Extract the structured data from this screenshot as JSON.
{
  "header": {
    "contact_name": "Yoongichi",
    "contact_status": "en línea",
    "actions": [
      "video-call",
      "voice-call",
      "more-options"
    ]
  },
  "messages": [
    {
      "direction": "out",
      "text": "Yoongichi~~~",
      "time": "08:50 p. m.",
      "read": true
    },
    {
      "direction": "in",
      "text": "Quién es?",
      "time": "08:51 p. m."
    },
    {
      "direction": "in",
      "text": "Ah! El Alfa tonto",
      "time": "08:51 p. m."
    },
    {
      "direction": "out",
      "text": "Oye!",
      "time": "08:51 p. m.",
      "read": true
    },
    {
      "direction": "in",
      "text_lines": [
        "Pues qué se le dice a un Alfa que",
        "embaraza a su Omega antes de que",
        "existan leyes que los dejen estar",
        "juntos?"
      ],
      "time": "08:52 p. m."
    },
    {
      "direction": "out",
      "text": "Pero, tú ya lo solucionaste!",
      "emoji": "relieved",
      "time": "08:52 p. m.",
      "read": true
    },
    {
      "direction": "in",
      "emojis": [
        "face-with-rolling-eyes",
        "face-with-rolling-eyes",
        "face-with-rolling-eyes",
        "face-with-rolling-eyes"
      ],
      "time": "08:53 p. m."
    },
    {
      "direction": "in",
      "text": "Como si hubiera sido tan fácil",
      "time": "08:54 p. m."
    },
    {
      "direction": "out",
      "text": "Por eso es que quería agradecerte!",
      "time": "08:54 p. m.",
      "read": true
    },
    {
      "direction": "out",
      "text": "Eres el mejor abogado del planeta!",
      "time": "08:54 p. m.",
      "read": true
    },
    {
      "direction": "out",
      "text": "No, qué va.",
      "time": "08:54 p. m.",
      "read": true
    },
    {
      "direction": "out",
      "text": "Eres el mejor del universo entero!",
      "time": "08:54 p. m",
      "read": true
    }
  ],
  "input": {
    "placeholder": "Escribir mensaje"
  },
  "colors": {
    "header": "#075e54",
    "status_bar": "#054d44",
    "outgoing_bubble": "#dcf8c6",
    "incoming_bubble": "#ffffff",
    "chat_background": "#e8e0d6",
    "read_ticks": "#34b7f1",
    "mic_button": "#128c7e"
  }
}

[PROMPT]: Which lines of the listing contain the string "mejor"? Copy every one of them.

[TASK RESULT]:
      "text": "Eres el mejor abogado del planeta!",
      "text": "Eres el mejor del universo entero!",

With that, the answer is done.